I get requests to talk about The White Coffin a lot. Often it is a student doing an assignment who wants to interview me. I get tired of the same old question so I point to the document on the website. And I ask them to tell me what questions they have. Usually, I will tell them I am bored with the same old questions but if they have some questions or issue which is stimulating, I will meet to chat with them.
Occassionally, I will get a request from the reporters of Berita Kampus, the campus newspaper, for an interview. Invariably, this will come when an intrepid reporter is trying to follow up on a story about some culprit breaking the embargo on use of polystyrene containers in a university event. The most recent one was an activity that was (allegedly) organised by the School of Art at the Permatang Pelajar outside the Dewan Budaya. I was also told by students that this university policy was breached at the School of Pharmacy recently. Typically, the issue raised is the (in)effectiveness of enforcement on campus.

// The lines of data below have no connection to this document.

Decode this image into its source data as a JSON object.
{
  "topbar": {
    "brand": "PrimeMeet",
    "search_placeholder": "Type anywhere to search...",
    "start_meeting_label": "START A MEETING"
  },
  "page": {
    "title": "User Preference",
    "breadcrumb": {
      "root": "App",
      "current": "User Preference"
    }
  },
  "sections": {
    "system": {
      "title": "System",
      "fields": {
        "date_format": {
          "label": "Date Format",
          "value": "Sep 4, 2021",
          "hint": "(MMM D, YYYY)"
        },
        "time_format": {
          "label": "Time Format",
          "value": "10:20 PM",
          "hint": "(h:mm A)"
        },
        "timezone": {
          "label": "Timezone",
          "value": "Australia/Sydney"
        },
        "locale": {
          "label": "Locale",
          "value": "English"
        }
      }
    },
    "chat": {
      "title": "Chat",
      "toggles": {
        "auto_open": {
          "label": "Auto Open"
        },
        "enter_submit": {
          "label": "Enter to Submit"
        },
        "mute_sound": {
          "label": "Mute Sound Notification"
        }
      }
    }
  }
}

In the last year or so, I would just ignore even such a request from Berita Kampus. In the first instance, I'm not the right person to give an official response. It should come from the Sustainability Officer at the Centre for Global Sustainability Studies (CGSS). But last week, I had an agenda. I wanted to see if I could move the Berita Kampus into bigger things. So, I agreed to see them and I ended up spending more than one and a half hours chatting with two of them.
The first thing I ask is, if you go to any of the canteens in campus, will you see polystyrene containers? They will all shake their heads. Come to the USM main campus anytime you choose, I can guarantee you (99.9%) that you will not see polystyrene used by any of the operators. I cannot vouch for the other three campuses because I have not been there for a long time.
The question is, when do you find polystyrene on campus? This happens, often, when students and staff buy food outside and bring them into campus in polystyrene containers. So, the follow-up question I ask is "do you want to see the security guard at the gate checking every bag that comes in to campus?". Almost without exception, the answer is no.
What about the breach by the schools and departments organising "makan-makan" events? It is unacceptable. But again, do we want to set up a "policing" squad to ensure compliance? Right now, some bosses turn a blind eye. It is not a top priority. Their focus is on KPI. Sustainability indices is still not in the KPI. When it is, the bosses will pay attention. Of course, one of the agenda for CGSS is to make clear policies and then audit the schools and departments to see if they are working "sustainably".
But I am not totally convinced that having a set of KPI followed by audit will lead us to sustainability. The big question we should ask is "what are we supposed to measure?" and following that, are we using the correct or right instrument to measure. Perhaps, more fundamentally, do we have to measure? When will we know we have reached sustainability? In fact, is sustainability measurable? Which instigated one of the reporters to ask whether sustainability is a myth? I replied no - but you have to come see me if you want the long story.
I threw a challenge to Berita Kampus to take their sustainability reporting to a higher, intellectual, level. To talk about ideas. Big ideas. Understand the philosophy behind The White Coffin. The White Coffin is not about getting rid of polystyrene containers per se - that is old news. We should work to create new news. The White Coffin is our flagship project for environmental activism. Understand that, and we can move forward.
I suggested various things. One of it is, could we have like a regular, perhaps monthly or semester, reports by student groups evaluating how "green" the schools are? And these become a regular feature in the BK. At the end of the year, we have a students' assessment of the greenest of the schools and departments.